BEGIN

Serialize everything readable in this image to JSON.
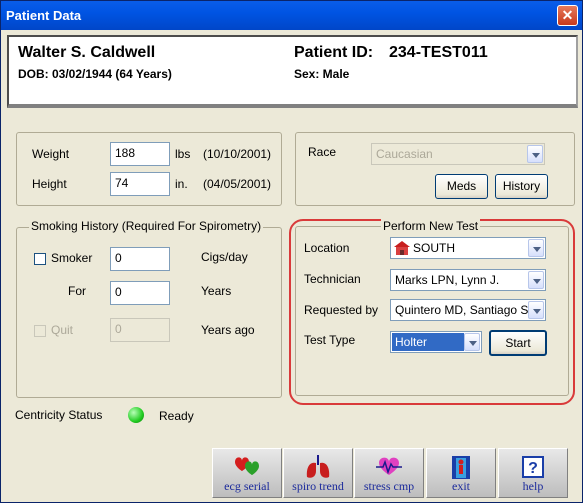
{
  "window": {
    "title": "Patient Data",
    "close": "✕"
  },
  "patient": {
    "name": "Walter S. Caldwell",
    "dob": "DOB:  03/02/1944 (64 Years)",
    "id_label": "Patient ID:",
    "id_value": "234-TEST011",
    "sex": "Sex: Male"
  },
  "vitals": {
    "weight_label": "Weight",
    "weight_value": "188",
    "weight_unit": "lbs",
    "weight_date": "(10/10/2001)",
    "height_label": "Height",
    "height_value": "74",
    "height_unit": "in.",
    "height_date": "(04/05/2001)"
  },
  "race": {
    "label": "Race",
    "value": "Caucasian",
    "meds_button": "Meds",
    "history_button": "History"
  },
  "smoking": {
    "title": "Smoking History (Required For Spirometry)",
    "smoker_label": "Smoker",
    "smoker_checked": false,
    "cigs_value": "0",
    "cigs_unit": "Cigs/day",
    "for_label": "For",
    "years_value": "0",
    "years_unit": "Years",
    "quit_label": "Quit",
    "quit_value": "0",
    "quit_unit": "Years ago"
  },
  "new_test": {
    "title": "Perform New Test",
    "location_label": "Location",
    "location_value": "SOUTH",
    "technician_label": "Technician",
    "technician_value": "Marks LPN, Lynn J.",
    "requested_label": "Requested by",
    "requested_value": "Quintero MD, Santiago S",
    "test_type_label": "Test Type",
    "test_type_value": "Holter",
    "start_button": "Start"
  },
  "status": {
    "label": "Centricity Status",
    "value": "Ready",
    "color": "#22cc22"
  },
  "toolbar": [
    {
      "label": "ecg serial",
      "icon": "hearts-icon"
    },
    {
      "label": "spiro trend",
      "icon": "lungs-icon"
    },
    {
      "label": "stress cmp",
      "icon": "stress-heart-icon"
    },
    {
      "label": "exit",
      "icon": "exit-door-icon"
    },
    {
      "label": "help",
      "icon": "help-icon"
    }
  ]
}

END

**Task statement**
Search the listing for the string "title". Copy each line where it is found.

**Output for this task**
    "title": "Patient Data",
    "title": "Smoking History (Required For Spirometry)",
    "title": "Perform New Test",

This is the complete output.